WORK INSTRUCTIONS:
Wherever a line of the data contains "name", copy that line.
[RECORD EXTRACTS Boundary: Start]
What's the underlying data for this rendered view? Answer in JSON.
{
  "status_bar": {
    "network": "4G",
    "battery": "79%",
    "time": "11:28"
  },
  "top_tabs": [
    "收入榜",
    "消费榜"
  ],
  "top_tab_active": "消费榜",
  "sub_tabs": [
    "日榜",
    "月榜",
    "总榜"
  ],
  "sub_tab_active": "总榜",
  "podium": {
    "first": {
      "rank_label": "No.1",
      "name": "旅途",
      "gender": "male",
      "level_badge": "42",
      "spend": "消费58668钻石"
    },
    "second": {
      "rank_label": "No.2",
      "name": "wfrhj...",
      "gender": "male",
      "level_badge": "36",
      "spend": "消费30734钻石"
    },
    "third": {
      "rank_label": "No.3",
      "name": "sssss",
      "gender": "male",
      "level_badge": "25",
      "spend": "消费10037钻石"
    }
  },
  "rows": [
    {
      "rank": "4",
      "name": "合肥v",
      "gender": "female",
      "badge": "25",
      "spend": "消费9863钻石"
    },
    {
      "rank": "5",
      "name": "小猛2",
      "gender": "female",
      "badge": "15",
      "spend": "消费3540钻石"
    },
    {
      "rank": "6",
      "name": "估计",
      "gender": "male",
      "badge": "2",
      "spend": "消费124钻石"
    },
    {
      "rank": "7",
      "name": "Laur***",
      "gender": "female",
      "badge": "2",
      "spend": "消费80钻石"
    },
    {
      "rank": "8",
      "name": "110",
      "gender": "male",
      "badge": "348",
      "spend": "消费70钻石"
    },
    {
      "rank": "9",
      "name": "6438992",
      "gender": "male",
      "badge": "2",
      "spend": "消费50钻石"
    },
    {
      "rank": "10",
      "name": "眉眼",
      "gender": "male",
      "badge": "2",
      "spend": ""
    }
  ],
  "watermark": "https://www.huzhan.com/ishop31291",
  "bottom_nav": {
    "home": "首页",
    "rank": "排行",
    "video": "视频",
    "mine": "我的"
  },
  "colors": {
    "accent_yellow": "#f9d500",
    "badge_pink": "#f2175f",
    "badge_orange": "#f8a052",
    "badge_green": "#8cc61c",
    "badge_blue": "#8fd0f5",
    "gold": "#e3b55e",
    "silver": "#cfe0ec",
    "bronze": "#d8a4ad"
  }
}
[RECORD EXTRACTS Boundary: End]
ANSWER SECTION:
      "name": "旅途",
      "name": "wfrhj...",
      "name": "sssss",
      "name": "合肥v",
      "name": "小猛2",
      "name": "估计",
      "name": "Laur***",
      "name": "110",
      "name": "6438992",
      "name": "眉眼",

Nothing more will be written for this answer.